The simplest way to be successful in business is to manage money well. Cash flow should be steady and expenses should prove to be investments into the company's success. While the best way to improve cash flow is to collect accounts receivable balances faster, it may appear that client payments simply aren't arriving fast enough. Are the clients at fault or does accounts receivable need to reexamine their billing strategy?
Here are five proven commercial collection strategies to accelerate cash flow.
Know Where You Stand
The only way to improve on a measurement of company financials is to know the current status. To create a cash flow projection, business owners must look at current, monthly and yearly payables and revenue. Is there a time of year where expenses are higher or cash flow is harder to come by? Is there a prepared a budget to help prioritize spending? Are there purchases or new hires that will require more cash flow than expected? What is slowing down client payments or costing more money? When evaluating cash flow challenges, you may find that clients payments are consistently late. Let's look into the differences between clients not paying on time and payments that need to be collected sooner.
Late payments may be related to the receipt of invoices. Is the accounts receivable department invoicing on a regular basis? If expenses are occurring before receipt of payment, perhaps the invoices need to be sent more often. For instance, instead of billing monthly, the invoices could be sent every two weeks. For larger projects, the client could be invoiced for the first half of the project and then invoiced for the rest after the project is done. Consider sending invoices immediately, at the same time each month or when expenses need to be paid and your business needs the cash.
Review Payment Terms
If your accounts receivable department is sending invoices regularly, cash flow troubles may be related to the due dates. A "Net 30" due date means that the invoice should be paid within 30 days. Your client, however, may read that as "payment isn't due for 30 days". Depending on the industry, some accounts payable departments schedule payments on certain days of the month. Clients can be motivated to pay before payment is due with a "2/10/30" policy. This policy gives a 2 percent discount if payment is made within 10 days of an otherwise Net 30 due date. Payment terms should be negotiated at the beginning of the contract period so both parties know what to expect.
Offer Many Ways to Pay

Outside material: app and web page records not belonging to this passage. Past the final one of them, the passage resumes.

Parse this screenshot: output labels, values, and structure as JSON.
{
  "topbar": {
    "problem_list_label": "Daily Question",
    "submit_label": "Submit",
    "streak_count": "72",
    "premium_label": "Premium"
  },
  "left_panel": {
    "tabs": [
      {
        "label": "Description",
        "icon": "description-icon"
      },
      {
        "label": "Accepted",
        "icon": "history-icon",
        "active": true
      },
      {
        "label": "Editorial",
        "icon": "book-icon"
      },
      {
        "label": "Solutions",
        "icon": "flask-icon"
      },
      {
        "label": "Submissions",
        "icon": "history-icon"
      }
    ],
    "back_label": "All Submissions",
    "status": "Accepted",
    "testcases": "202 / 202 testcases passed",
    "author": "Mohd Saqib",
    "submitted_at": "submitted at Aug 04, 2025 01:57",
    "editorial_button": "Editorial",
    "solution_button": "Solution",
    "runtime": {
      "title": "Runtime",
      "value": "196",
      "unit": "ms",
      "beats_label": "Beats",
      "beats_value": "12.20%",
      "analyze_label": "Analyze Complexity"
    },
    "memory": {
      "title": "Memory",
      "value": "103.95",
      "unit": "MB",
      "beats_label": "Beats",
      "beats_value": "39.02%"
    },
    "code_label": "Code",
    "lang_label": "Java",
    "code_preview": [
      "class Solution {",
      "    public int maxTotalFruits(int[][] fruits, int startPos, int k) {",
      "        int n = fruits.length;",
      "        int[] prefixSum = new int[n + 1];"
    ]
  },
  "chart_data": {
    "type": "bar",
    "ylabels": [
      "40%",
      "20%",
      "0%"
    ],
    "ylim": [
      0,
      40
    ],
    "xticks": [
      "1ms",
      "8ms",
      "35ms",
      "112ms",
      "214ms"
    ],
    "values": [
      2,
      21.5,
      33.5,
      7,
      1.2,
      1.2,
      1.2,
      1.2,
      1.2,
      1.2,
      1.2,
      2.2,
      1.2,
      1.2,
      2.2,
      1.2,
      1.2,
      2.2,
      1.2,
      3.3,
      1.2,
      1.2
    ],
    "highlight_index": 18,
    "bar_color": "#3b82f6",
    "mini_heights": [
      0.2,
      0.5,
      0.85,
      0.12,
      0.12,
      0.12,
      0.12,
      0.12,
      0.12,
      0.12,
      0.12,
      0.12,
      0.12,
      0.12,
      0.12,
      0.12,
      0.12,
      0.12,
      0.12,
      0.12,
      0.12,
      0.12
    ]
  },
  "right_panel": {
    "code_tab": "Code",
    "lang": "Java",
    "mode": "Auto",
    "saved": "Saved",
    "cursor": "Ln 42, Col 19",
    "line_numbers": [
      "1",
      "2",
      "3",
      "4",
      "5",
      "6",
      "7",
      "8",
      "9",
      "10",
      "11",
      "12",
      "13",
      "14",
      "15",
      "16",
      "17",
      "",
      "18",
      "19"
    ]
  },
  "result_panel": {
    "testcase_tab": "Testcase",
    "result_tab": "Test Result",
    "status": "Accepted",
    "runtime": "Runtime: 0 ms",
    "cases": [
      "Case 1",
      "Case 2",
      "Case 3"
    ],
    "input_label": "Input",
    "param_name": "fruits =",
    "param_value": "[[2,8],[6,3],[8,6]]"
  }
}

Even if invoices have "due upon receipt", unless there's a way for clients to pay immediately, the payment will go past due waiting for a check to arrive in the mail. Fortunately, many accounting software packages, such as Quickbooks, allow payments on invoices through credit cards or bank transfers (ACH). There are also technological trends for B2B payments including virtual credit cards, self-service portals and mobile wallets.
Another reason clients pay late is because they are unsure who to pay, what to pay, when to pay, how to pay or where to send payments. The accounts receivable department must ensure invoices are clear, descriptive and easy to understand.
If the accounts receivable department is in regular communication with your client's accounts payable department, there should be few questions as to when an invoice is paid. Payment terms and expectations should be set at the beginning of the contract, as well as collections procedures for late payments. A collections policy will clearly state consequences for late payments including:
- When a follow-up reminder will be sent after payment is due
- How often first party collections will contact the client
- When the account will be sent to a collections agency or legal action is pursued
Within the signed contract, it should be noted that work will cease if payment isn't received. Thorough communication, during the sales process and after, will help to ensure payments are received and cash flow is in abundance.
Accelerating cash flow through collections strategies can help set your business on course for success. Beyond the inflows, also take a look at payables and expenses that may be hindering optimal cash flow. Work towards operations above the business' break even point. Communicate with clients and vendors to ensure the business is getting paid and balancing expenses well.